This work represents a condensed version of Cage’s original work ‘The Holy Spirit: A Sourcebook With Commentary.” When I placed an order with him last week for his Sourcebook, he mentioned he had written an abridged edition at the recommendation of his brethren. His brethren felt he had done an excellent work, but that few would utilize such a large work to it’s full potential and that he should thus consider writing an abridged version that addressed the heart of the issue.
There are always pros and cons to an abridged version of a book as there are with an unabridged version. This abridged version reads more smoothly and keeps a continuity of thought before the reader than does the larger work. Having read it I feel a clearer general picture is accomplished in a much shorter amount of reading. The author has chosen the more prominent portions of Scripture dealing with the Holy Spirit thus dealing with most parts the average reader has questions about.
This abridged work does not have as detailed a discussion on difficult passages, nor does it reference and deal with all the opposing views on a given passage. This is one area where the larger work is superior in my opinion. This version also does not contain all of the analytical tables and charts contained in the larger volume that I personally found quite helpful.

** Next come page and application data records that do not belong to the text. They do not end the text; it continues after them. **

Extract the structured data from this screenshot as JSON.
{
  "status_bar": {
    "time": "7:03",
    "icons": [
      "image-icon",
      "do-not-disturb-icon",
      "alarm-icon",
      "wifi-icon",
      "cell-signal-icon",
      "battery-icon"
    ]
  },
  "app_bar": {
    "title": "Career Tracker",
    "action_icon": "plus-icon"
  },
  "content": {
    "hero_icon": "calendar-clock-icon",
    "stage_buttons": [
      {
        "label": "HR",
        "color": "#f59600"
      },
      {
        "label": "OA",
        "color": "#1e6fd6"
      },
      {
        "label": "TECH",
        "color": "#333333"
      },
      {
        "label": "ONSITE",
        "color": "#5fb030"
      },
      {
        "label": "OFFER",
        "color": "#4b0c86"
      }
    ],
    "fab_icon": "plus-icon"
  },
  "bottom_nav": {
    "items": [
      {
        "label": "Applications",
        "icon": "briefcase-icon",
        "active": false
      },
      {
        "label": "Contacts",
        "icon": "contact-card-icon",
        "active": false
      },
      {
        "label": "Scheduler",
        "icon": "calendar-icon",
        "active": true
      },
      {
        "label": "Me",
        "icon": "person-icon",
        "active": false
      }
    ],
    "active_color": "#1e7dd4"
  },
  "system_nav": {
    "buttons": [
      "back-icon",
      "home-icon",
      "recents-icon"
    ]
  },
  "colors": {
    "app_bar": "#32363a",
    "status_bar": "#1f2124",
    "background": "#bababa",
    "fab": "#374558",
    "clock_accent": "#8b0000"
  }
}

One of the ideas that emerges more clearly in this work is the author’s interpretation of Holy Spirit baptism. Though he is in agreement with our traditional view of Acts 2 and 10 being examples of Holy Spirit baptism, he does not believe Holy Spirit baptism was limited to those two instances. He believe the term “Holy Spirit baptism” is a generic term that can be used interchangeably with “the pouring of the spirit”, “the indwelling of the Spirit” etc. and that it simply refers to the giving of miraculous abilities. He believes that other than the two instances in Acts 2 and 10, (he also believe the occurrence in chpter 4 is possibly of the same nature) the giving of miraculous abilities came only through the laying on of the apostles hands (as we traditionally agree- with the possible exception to his position on the occurrence in chapter 4 ); he would simply say that those instances can also be referred to as Holy Spirit baptism. I am not sure that I agree with him on this position, though I do not feel it detracts from the overall nature of the book.
The author believes miracles have ended as per 1 Corinthians 13 (as do I) and that they lasted for roughly two generations (as do I). As a side point to this view, he reveals that he holds to the A.D. 70 theory and that the destruction of Jerusalem had to do with the ending of miracles. I do not agree with this position, but he does not go into a discussion of the A.D. 70 position, but simply states he believes it. I point this out only to give people a heads up that if they ever encounter any other works that he has written (of which I am not aware that there are any) to keep an eye out for any leanings toward the A.D. 70 doctrine.
There are pros and cons to both his abridged and unabridged works and thus I would recommend them both to the serious student and the abridged version (Clothed With Power) to the average student. I have personally enjoyed both thoroughly and strongly encourage people to read and consider them in light of Scripture. I would recommend reading the abridged version first, and the delving deeper with the unabridged version.